======== TASK MATERIAL ========

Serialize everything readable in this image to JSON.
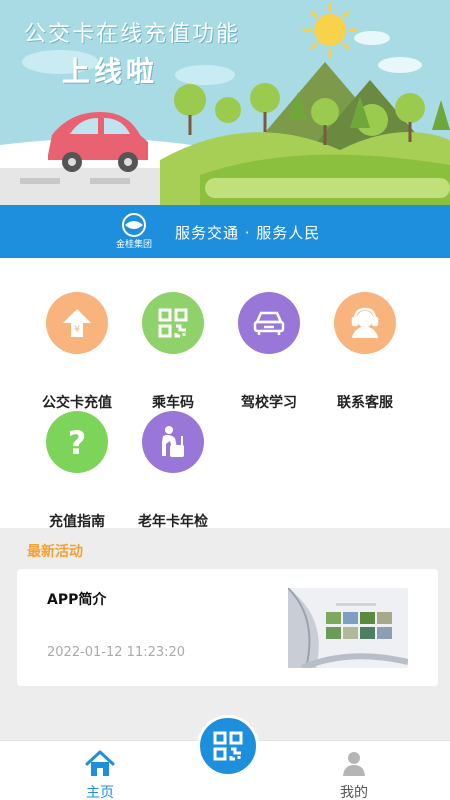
{
  "banner": {
    "title": "公交卡在线充值功能",
    "subtitle": "上线啦"
  },
  "strip": {
    "logo_text": "金桂集团",
    "slogan": "服务交通 · 服务人民"
  },
  "features": [
    {
      "label": "公交卡充值",
      "icon": "upload-arrow-yen-icon",
      "color": "#f9b37c"
    },
    {
      "label": "乘车码",
      "icon": "qr-code-icon",
      "color": "#8fd16a"
    },
    {
      "label": "驾校学习",
      "icon": "car-icon",
      "color": "#9877d9"
    },
    {
      "label": "联系客服",
      "icon": "headset-user-icon",
      "color": "#f9b37c"
    },
    {
      "label": "充值指南",
      "icon": "question-mark-icon",
      "color": "#7cd55a"
    },
    {
      "label": "老年卡年检",
      "icon": "elderly-check-icon",
      "color": "#9877d9"
    }
  ],
  "latest": {
    "section_title": "最新活动",
    "items": [
      {
        "title": "APP简介",
        "date": "2022-01-12 11:23:20"
      }
    ]
  },
  "bottom_nav": {
    "home_label": "主页",
    "mine_label": "我的",
    "accent": "#1e8fdc"
  }
}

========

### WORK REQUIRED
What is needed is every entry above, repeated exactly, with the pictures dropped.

### SOLUTION
Serialize everything readable in this image to JSON.
{
  "banner": {
    "title": "公交卡在线充值功能",
    "subtitle": "上线啦"
  },
  "strip": {
    "logo_text": "金桂集团",
    "slogan": "服务交通 · 服务人民"
  },
  "features": [
    {
      "label": "公交卡充值",
      "icon": "upload-arrow-yen-icon",
      "color": "#f9b37c"
    },
    {
      "label": "乘车码",
      "icon": "qr-code-icon",
      "color": "#8fd16a"
    },
    {
      "label": "驾校学习",
      "icon": "car-icon",
      "color": "#9877d9"
    },
    {
      "label": "联系客服",
      "icon": "headset-user-icon",
      "color": "#f9b37c"
    },
    {
      "label": "充值指南",
      "icon": "question-mark-icon",
      "color": "#7cd55a"
    },
    {
      "label": "老年卡年检",
      "icon": "elderly-check-icon",
      "color": "#9877d9"
    }
  ],
  "latest": {
    "section_title": "最新活动",
    "items": [
      {
        "title": "APP简介",
        "date": "2022-01-12 11:23:20"
      }
    ]
  },
  "bottom_nav": {
    "home_label": "主页",
    "mine_label": "我的",
    "accent": "#1e8fdc"
  }
}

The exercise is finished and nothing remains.